Records excerpted from a collection =>
..............................
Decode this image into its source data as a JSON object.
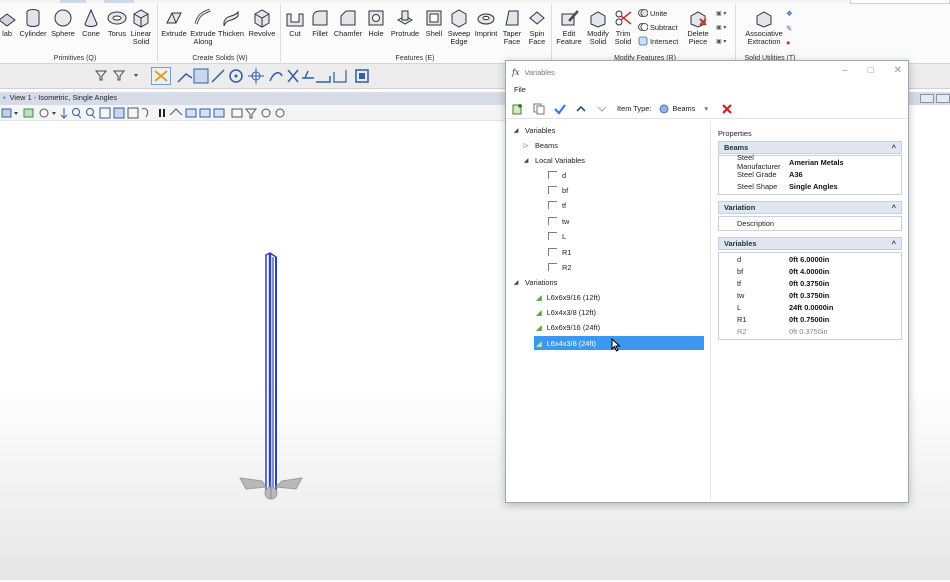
{
  "ribbon": {
    "primitives": [
      "lab",
      "Cylinder",
      "Sphere",
      "Cone",
      "Torus",
      "Linear Solid"
    ],
    "create_solids": [
      "Extrude",
      "Extrude Along",
      "Thicken",
      "Revolve"
    ],
    "features": [
      "Cut",
      "Fillet",
      "Chamfer",
      "Hole",
      "Protrude",
      "Shell",
      "Sweep Edge",
      "Imprint",
      "Taper Face",
      "Spin Face"
    ],
    "modify": [
      "Edit Feature",
      "Modify Solid",
      "Trim Solid"
    ],
    "modify_small": [
      "Unite",
      "Subtract",
      "Intersect"
    ],
    "delete_piece": "Delete Piece",
    "assoc": "Associative Extraction",
    "groups": {
      "primitives": "Primitives (Q)",
      "create_solids": "Create Solids (W)",
      "features": "Features (E)",
      "modify": "Modify Features (R)",
      "solid_utilities": "Solid Utilities (T)"
    }
  },
  "view": {
    "title": "View 1 - Isometric, Single Angles"
  },
  "dialog": {
    "title": "Variables",
    "fx": "fx",
    "menu_file": "File",
    "item_type_label": "Item Type:",
    "item_type_value": "Beams",
    "tree": {
      "root": "Variables",
      "beams": "Beams",
      "local": "Local Variables",
      "locals": [
        "d",
        "bf",
        "tf",
        "tw",
        "L",
        "R1",
        "R2"
      ],
      "variations_label": "Variations",
      "variations": [
        "L6x6x9/16 (12ft)",
        "L6x4x3/8 (12ft)",
        "L6x6x9/16 (24ft)",
        "L6x4x3/8 (24ft)"
      ]
    },
    "properties": {
      "title": "Properties",
      "beams_header": "Beams",
      "beams_rows": [
        {
          "k": "Steel Manufacturer",
          "v": "Amerian Metals"
        },
        {
          "k": "Steel Grade",
          "v": "A36"
        },
        {
          "k": "Steel Shape",
          "v": "Single Angles"
        }
      ],
      "variation_header": "Variation",
      "description_label": "Description",
      "description_value": "",
      "variables_header": "Variables",
      "variable_rows": [
        {
          "k": "d",
          "v": "0ft 6.0000in"
        },
        {
          "k": "bf",
          "v": "0ft 4.0000in"
        },
        {
          "k": "tf",
          "v": "0ft 0.3750in"
        },
        {
          "k": "tw",
          "v": "0ft 0.3750in"
        },
        {
          "k": "L",
          "v": "24ft 0.0000in"
        },
        {
          "k": "R1",
          "v": "0ft 0.7500in"
        },
        {
          "k": "R2",
          "v": "0ft 0.3750in"
        }
      ]
    }
  },
  "colors": {
    "accent": "#3b98f0",
    "beam": "#2b3fbf",
    "header_bg": "#e0e7f2"
  }
}
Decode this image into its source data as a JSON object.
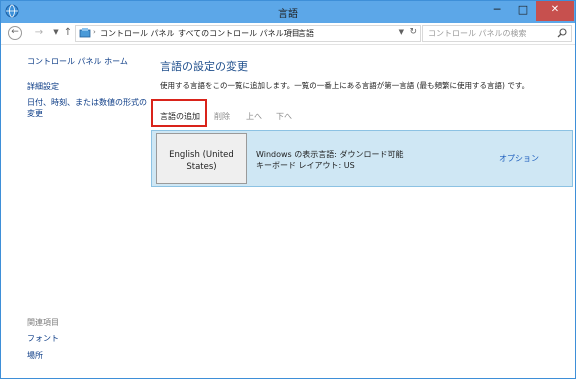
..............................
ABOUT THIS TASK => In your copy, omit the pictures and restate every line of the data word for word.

REPLY =>
Decode this image into its source data as a JSON object.
{
  "ribbon": {
    "primitives": [
      "lab",
      "Cylinder",
      "Sphere",
      "Cone",
      "Torus",
      "Linear Solid"
    ],
    "create_solids": [
      "Extrude",
      "Extrude Along",
      "Thicken",
      "Revolve"
    ],
    "features": [
      "Cut",
      "Fillet",
      "Chamfer",
      "Hole",
      "Protrude",
      "Shell",
      "Sweep Edge",
      "Imprint",
      "Taper Face",
      "Spin Face"
    ],
    "modify": [
      "Edit Feature",
      "Modify Solid",
      "Trim Solid"
    ],
    "modify_small": [
      "Unite",
      "Subtract",
      "Intersect"
    ],
    "delete_piece": "Delete Piece",
    "assoc": "Associative Extraction",
    "groups": {
      "primitives": "Primitives (Q)",
      "create_solids": "Create Solids (W)",
      "features": "Features (E)",
      "modify": "Modify Features (R)",
      "solid_utilities": "Solid Utilities (T)"
    }
  },
  "view": {
    "title": "View 1 - Isometric, Single Angles"
  },
  "dialog": {
    "title": "Variables",
    "fx": "fx",
    "menu_file": "File",
    "item_type_label": "Item Type:",
    "item_type_value": "Beams",
    "tree": {
      "root": "Variables",
      "beams": "Beams",
      "local": "Local Variables",
      "locals": [
        "d",
        "bf",
        "tf",
        "tw",
        "L",
        "R1",
        "R2"
      ],
      "variations_label": "Variations",
      "variations": [
        "L6x6x9/16 (12ft)",
        "L6x4x3/8 (12ft)",
        "L6x6x9/16 (24ft)",
        "L6x4x3/8 (24ft)"
      ]
    },
    "properties": {
      "title": "Properties",
      "beams_header": "Beams",
      "beams_rows": [
        {
          "k": "Steel Manufacturer",
          "v": "Amerian Metals"
        },
        {
          "k": "Steel Grade",
          "v": "A36"
        },
        {
          "k": "Steel Shape",
          "v": "Single Angles"
        }
      ],
      "variation_header": "Variation",
      "description_label": "Description",
      "description_value": "",
      "variables_header": "Variables",
      "variable_rows": [
        {
          "k": "d",
          "v": "0ft 6.0000in"
        },
        {
          "k": "bf",
          "v": "0ft 4.0000in"
        },
        {
          "k": "tf",
          "v": "0ft 0.3750in"
        },
        {
          "k": "tw",
          "v": "0ft 0.3750in"
        },
        {
          "k": "L",
          "v": "24ft 0.0000in"
        },
        {
          "k": "R1",
          "v": "0ft 0.7500in"
        },
        {
          "k": "R2",
          "v": "0ft 0.3750in"
        }
      ]
    }
  },
  "colors": {
    "accent": "#3b98f0",
    "beam": "#2b3fbf",
    "header_bg": "#e0e7f2"
  }
}
Decode this image into its source data as a JSON object.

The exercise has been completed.